For goaltenders it is a bit different. Although they don’t play in the same number of games as skaters, they do play more minutes. While a number one defenseman may average 25 or 26 minutes per game, a goaltender plays all 60 minutes, minus any empty net situations and not including overtime. In those 60 minutes, the goaltender must remain alert for each one. An elite goaltender may make 60 starts in a season, rapidly increasing his workload. That kind of focus is mentally taxing and it is no wonder why Braden Holtby has struggled this season given his workload. The mental struggles don’t even include the wear and tear on a netminder’s body.
The type of flexibility required to be a goaltender in the NHL puts strain on joints, ligaments, and muscles. In 2011, James Mirtle of The Globe and Mail wrote an article highlighting the connection between injuries and the butterfly style, the most prominent style employed by goaltenders. In the piece, he interviewed former NHL goaltender Kevin Weekes about the strain put on a goaltender’s body.
“Being a butterfly goaltender is incredibly taxing and complex…I definitely think there’s a correlation between the injuries and the butterfly style.” Kevin Weekes in an interview with James Mirtle.
The article goes on to discuss how Weekes feels that the likelihood for injury has only increased as pad sizes have decreased. His reasoning is that smaller pads provide less cushioning which impacts how a goalie’s legs rotate in the hip joint. With these types of injuries unlikely to be alleviated, it seems that goaltenders performing at a high level into their late 30’s and early 40’s will continue to be an outlier.
For every Fleury, Luongo, and Rinne out there, there are more examples of goaltenders falling off a cliff late in their careers. Henrik Lundqvist is 35 years old and has struggled the past two seasons with an identical .918 even strength SV% each season. Prior to these seasons, he was consistently in the high-.920’s and mid-.930’s for SV%. His GAA, not the most reliable stat, has increased this season for the third consecutive season and his QS% has dropped over the same period.

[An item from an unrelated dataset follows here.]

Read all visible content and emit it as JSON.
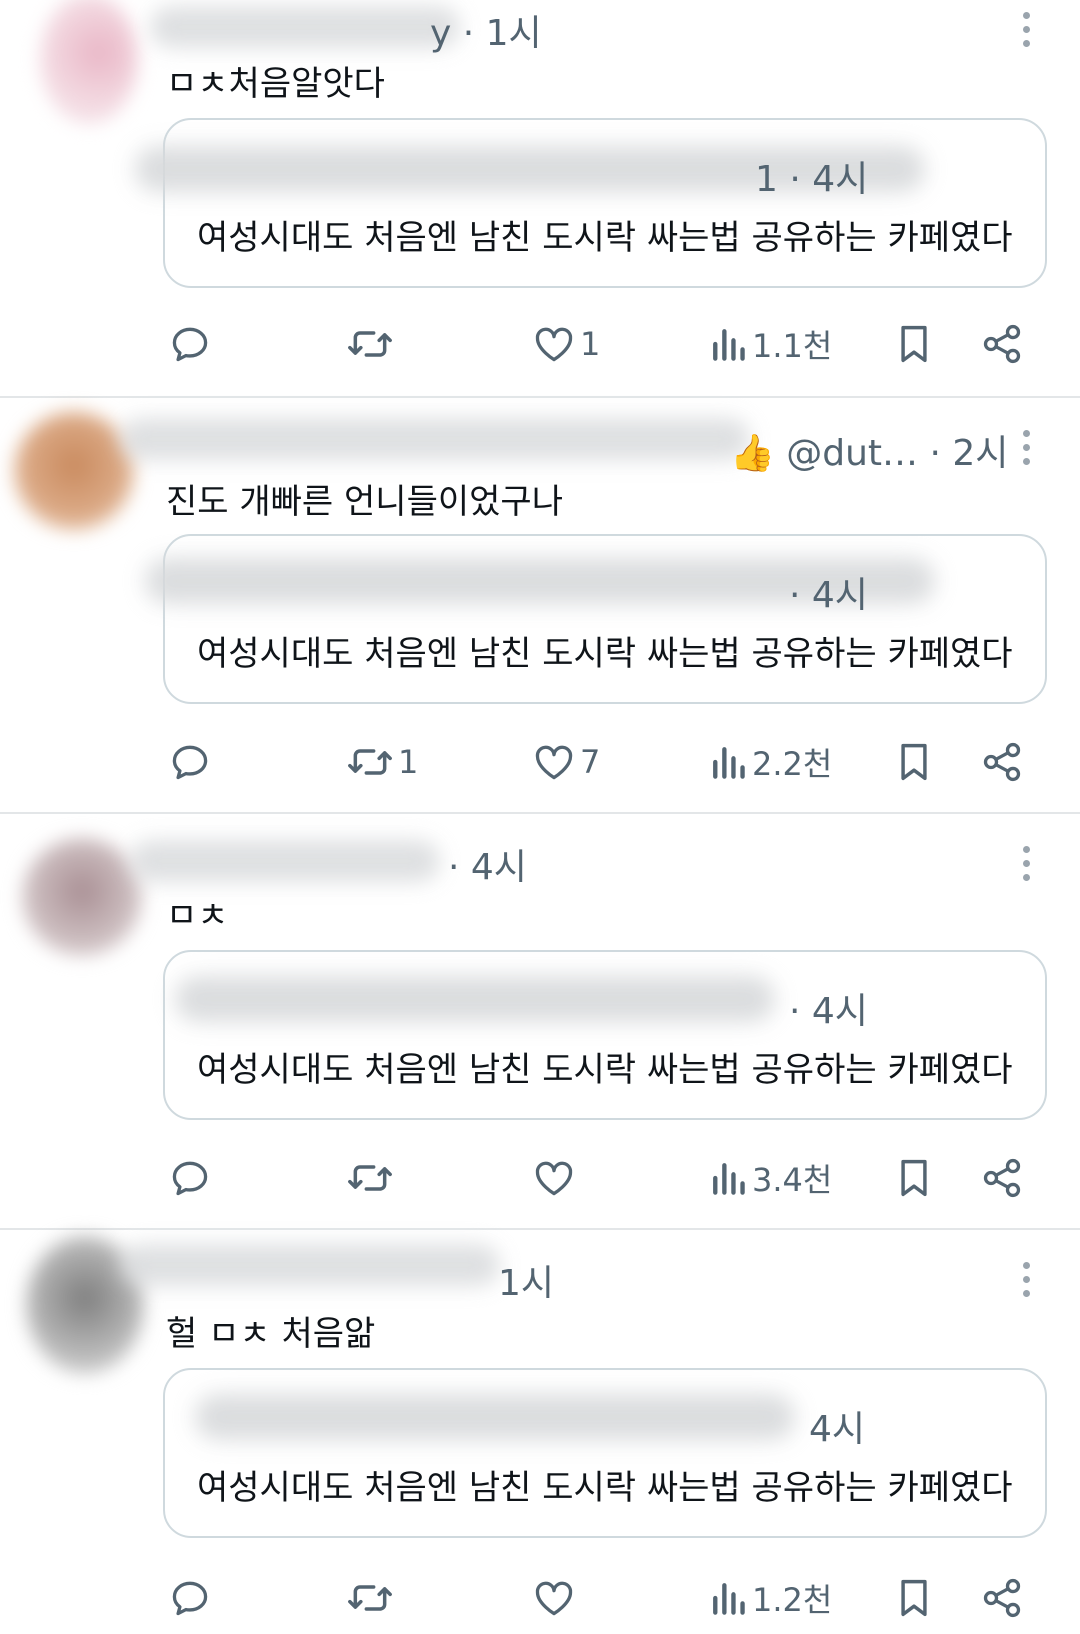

Carey Price is another example, although much younger, at 30. When Price is healthy, he remains the league’s best goalie but he is rarely healthy. This season, he has a .909 even strength SV% which has dropped for the third straight season. At the same time, his GAA average has increased by a substantial margin each of the past three seasons, rising to 3.10 this season.
Price is still at the age where he can rebound from his poor season but health will always be a question mark. Two seasons ago, he made just 12 starts and this season he has been held to 45 games. As his workload continues to pile up and he ages, he is unlikely to return to peak Price.
As a result, relying on Luongo, Fleury, and Rinne to turn in maximum performances as they age would be foolish. Luongo and Fleury both have extensive histories on the Injured Reserve list and Rinne has been inconsistent in his career. Next season, all three could be sub-.910 goalies and fall off a cliff like Brodeur did in his final two seasons and it wouldn’t be a surprise. It wouldn’t be a surprise because they are goaltenders and the position and those who play it are fickle.
*All stats came from Hockey-Reference and Corsica